Al White warns state officials against playing politics with a review of possibly lucrative gas drilling on the plateau. By Steve Raabe The Denver Post
Article Last Updated: 11/14/2007 04:05:49 AM MST
Colorado's ranking Republican on the legislature's Joint Budget Committee has joined the debate on drilling for natural gas on the Roan Plateau, warning state officials not to "play politics" with a pending study.
State Rep. Al White, whose western Colorado district includes the targeted drilling area, said the state could lose billions of dollars in needed revenue if a study by the Colorado Department of Natural Resources discourages development of the area.
White said he is undecided on whether the scenic plateau should be opened to large-scale energy development.
But he's concerned, he said, that the DNR study, ordered by Gov. Bill Ritter, may underestimate the value of the Roan's gas and the economic benefit to Colorado.

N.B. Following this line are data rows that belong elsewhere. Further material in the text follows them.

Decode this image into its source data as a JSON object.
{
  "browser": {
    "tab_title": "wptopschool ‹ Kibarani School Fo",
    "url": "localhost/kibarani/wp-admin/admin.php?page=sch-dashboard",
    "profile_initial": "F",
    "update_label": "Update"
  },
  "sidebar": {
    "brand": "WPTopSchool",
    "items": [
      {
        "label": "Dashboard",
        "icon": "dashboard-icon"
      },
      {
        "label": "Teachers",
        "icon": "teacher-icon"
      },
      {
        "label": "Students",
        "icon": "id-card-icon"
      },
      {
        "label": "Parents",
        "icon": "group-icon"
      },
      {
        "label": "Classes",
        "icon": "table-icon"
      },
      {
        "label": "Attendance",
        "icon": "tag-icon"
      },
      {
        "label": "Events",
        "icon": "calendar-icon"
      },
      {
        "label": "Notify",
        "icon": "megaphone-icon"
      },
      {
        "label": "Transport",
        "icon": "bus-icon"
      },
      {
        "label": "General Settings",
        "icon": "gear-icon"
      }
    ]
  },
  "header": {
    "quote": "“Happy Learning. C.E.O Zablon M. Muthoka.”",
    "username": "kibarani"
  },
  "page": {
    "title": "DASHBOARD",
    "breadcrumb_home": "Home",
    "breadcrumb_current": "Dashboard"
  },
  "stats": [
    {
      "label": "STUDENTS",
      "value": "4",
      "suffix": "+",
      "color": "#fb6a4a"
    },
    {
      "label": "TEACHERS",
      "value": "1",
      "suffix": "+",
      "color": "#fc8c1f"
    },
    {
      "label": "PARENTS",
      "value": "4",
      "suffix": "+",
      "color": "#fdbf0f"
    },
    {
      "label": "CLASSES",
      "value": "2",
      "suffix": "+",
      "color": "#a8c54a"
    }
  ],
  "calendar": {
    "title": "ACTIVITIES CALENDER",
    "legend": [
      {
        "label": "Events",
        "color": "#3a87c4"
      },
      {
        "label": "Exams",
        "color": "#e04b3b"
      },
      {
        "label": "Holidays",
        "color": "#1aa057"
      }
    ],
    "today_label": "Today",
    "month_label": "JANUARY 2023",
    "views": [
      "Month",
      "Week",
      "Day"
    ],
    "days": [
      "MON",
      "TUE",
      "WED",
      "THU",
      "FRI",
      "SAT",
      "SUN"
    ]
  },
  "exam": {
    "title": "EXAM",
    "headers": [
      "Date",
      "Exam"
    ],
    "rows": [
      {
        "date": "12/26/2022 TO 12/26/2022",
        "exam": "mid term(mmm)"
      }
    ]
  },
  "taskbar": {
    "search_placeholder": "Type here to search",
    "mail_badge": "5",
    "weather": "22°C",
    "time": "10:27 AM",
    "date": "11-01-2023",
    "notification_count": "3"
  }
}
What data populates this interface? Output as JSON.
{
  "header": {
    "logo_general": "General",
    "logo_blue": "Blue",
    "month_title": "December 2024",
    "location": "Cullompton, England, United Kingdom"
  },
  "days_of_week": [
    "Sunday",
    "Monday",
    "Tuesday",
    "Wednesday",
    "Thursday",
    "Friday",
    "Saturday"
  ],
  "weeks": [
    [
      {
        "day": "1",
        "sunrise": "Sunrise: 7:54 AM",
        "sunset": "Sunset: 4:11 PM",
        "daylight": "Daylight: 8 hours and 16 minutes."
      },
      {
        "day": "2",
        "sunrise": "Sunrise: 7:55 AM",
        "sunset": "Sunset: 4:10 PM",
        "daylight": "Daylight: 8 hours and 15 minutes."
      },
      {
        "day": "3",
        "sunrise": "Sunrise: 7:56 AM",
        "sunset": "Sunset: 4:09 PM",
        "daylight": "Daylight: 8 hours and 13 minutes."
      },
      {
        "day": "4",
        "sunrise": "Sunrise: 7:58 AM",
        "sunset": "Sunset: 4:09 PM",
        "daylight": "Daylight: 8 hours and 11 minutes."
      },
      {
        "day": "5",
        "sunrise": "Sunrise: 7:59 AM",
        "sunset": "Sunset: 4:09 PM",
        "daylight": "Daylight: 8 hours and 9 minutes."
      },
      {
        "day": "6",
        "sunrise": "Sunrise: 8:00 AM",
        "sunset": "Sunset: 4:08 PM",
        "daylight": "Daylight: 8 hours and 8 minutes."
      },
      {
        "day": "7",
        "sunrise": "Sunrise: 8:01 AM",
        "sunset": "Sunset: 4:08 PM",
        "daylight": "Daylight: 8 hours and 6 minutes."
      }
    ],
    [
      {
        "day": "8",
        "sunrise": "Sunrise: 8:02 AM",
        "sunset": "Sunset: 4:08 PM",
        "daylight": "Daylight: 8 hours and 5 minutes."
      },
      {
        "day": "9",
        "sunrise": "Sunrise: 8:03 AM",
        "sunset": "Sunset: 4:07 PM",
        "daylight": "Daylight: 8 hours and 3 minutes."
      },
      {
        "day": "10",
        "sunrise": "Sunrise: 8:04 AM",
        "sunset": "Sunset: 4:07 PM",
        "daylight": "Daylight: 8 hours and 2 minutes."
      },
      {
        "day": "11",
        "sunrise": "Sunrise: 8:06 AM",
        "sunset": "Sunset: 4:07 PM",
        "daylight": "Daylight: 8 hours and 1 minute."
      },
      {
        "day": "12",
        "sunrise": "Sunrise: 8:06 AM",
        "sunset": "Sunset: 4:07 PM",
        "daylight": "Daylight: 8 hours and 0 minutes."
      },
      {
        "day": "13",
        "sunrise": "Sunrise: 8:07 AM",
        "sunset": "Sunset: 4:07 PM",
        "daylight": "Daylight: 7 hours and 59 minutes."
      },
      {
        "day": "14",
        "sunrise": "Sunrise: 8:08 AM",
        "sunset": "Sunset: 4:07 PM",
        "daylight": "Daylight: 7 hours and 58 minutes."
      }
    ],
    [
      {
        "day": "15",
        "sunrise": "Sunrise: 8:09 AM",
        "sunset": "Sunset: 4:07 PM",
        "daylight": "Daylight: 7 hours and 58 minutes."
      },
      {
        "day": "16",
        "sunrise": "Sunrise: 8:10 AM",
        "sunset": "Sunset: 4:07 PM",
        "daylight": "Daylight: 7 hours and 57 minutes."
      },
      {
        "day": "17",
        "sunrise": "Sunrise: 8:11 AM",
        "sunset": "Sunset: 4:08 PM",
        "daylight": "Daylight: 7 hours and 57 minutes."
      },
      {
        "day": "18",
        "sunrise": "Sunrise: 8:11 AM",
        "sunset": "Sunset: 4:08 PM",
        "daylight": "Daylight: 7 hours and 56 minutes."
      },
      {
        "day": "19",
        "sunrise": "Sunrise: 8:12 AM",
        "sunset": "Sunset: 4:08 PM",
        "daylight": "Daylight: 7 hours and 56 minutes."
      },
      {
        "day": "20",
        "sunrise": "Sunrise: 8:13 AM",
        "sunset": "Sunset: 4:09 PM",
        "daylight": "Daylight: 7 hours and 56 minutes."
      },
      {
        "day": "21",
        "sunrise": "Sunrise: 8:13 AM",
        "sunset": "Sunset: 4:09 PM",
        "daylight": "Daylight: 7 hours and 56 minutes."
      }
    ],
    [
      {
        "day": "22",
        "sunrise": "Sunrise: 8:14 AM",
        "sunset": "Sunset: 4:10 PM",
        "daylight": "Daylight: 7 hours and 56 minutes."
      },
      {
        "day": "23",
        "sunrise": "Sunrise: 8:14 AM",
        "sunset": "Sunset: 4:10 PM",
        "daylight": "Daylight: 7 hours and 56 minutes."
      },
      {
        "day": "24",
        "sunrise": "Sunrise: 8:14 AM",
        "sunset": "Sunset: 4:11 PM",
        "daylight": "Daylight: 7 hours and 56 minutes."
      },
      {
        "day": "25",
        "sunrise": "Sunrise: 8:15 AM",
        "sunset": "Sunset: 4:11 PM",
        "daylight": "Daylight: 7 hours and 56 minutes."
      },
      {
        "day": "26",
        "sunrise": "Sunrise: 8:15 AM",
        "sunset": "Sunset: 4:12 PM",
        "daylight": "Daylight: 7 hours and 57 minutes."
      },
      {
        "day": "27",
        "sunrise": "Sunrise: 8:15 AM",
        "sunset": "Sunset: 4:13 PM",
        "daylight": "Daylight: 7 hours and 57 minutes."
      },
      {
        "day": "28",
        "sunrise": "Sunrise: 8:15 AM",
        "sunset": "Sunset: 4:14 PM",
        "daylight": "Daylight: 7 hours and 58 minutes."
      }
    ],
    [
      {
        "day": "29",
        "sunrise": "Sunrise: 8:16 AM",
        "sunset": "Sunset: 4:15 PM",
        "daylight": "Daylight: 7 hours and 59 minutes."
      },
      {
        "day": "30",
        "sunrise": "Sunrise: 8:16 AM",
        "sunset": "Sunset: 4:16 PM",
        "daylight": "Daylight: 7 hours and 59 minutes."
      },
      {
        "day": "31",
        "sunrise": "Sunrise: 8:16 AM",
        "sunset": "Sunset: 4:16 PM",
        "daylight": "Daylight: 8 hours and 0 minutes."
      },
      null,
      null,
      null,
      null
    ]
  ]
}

A politically motivated underestimate of the resource would "increase the perceived political risk of execution by the private sector and will actually end up reducing Colorado's future receipts," White said in a Nov. 1 letter to Harris Sherman, executive director of the DNR.
The pending study will be forwarded next month to the U.S. Bureau of Land Management, which has proposed a plan to open up about 52,000 acres on the plateau for development.
The issue has been highly controversial. Environmental groups have been critical of a report issued by the energy-industry-backed Americans for American Energy, which said lease payments and royalties from gas production in the area could bring revenue to Colorado of up to $6 billion over 30 years.
White said a BLM energy-lease sale last week that attracted a high bid of $26,000 an acre for a Garfield County parcel "seems to justify some of the higher-end (industry projections) as opposed to the lowball numbers the enviros are throwing around."
Environmental groups have said the revenue potential is as little as one-fifth of the industry's estimate of $1.2 billion in the first year of drilling.
Department of Natural Resources spokeswoman Deb Frazier said the agency's analysis "will be solid and thorough and based on defensible assumptions."
Steve Raabe: 303-954-1948 or firstname.lastname@example.org